served as those of the above relation.
The daughter of the Mrs. Quincy therein alluded to kept a diary, in which many of the facts related are noted, with others of equal interest.
Both letter and diary formed the basis of an interesting communication to the Colonial Society of Massachusetts in 1907, which is illustrated by a view of the Lake of the Woods with its wooded island.
It was the privilege of the editor to identify the various localities therein named, and assist that writer, H. H. Edes, Esq., at that time.
Very recently we have found (what neither knew at that former time) the story of the lily-picking episode as told by Mr. May himself in his autobiography.

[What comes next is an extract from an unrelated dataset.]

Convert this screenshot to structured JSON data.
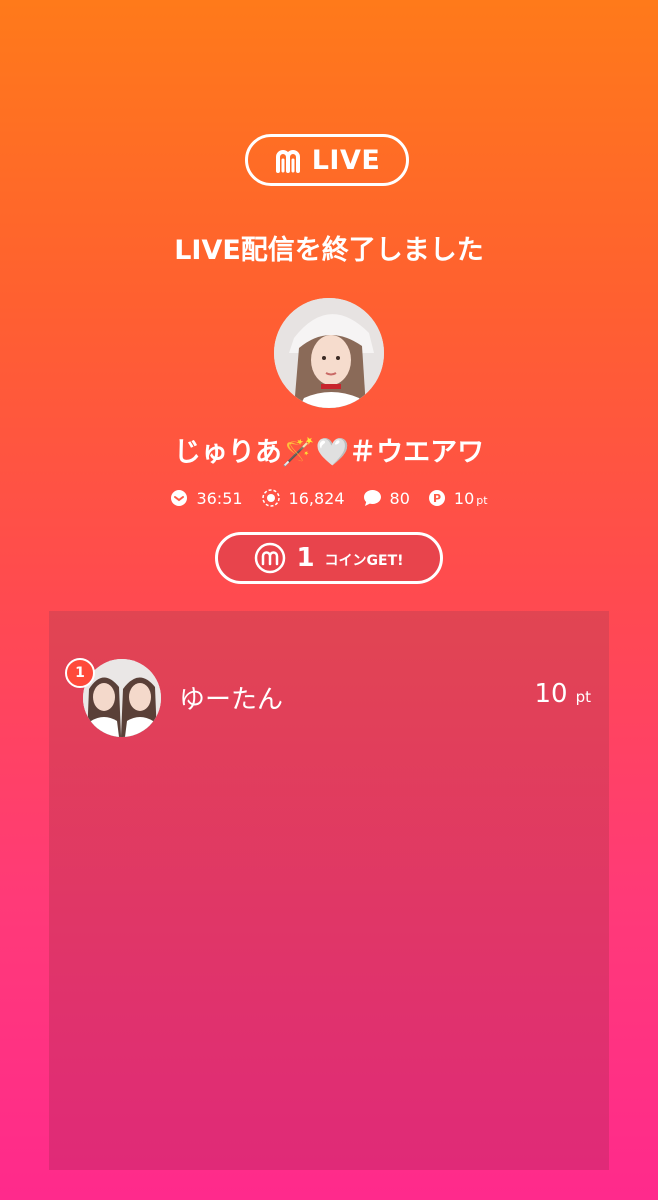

The view across the Lake of the Woods (Horn pond) is little changed in the lapse of a century, and nature has dealt kindly, as the tall trees witness, with the locality in Upper Medford, from which could be seen the distant spire of Menotomy.

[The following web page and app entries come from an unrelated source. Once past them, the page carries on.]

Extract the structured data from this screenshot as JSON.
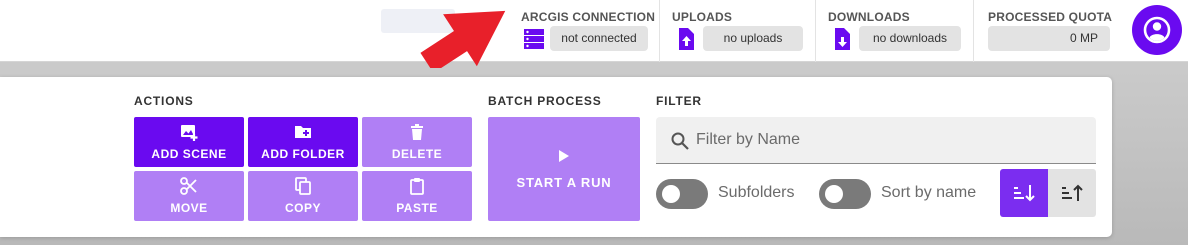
{
  "header": {
    "arcgis": {
      "title": "ARCGIS CONNECTION",
      "status": "not connected",
      "icon": "server-icon"
    },
    "uploads": {
      "title": "UPLOADS",
      "status": "no uploads",
      "icon": "file-upload-icon"
    },
    "downloads": {
      "title": "DOWNLOADS",
      "status": "no downloads",
      "icon": "file-download-icon"
    },
    "quota": {
      "title": "PROCESSED QUOTA",
      "value": "0 MP"
    },
    "avatar_icon": "account-circle-icon"
  },
  "annotation": {
    "icon": "red-arrow-icon",
    "color": "#e8202a"
  },
  "actions": {
    "label": "ACTIONS",
    "buttons": [
      {
        "label": "ADD SCENE",
        "icon": "add-image-icon",
        "style": "solid"
      },
      {
        "label": "ADD FOLDER",
        "icon": "add-folder-icon",
        "style": "solid"
      },
      {
        "label": "DELETE",
        "icon": "trash-icon",
        "style": "light"
      },
      {
        "label": "MOVE",
        "icon": "scissors-icon",
        "style": "light"
      },
      {
        "label": "COPY",
        "icon": "copy-icon",
        "style": "light"
      },
      {
        "label": "PASTE",
        "icon": "clipboard-icon",
        "style": "light"
      }
    ]
  },
  "batch": {
    "label": "BATCH PROCESS",
    "run_label": "START A RUN",
    "icon": "play-icon"
  },
  "filter": {
    "label": "FILTER",
    "search_placeholder": "Filter by Name",
    "search_value": "",
    "subfolders_label": "Subfolders",
    "subfolders_on": false,
    "sort_by_name_label": "Sort by name",
    "sort_by_name_on": false,
    "sort_options": [
      {
        "icon": "sort-descending-icon",
        "active": true
      },
      {
        "icon": "sort-ascending-icon",
        "active": false
      }
    ]
  },
  "colors": {
    "accent": "#6a0af0",
    "accent_light": "#b07ff5",
    "pill": "#e3e3e3"
  }
}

At the latter the canal embankments remain intact, from the site of th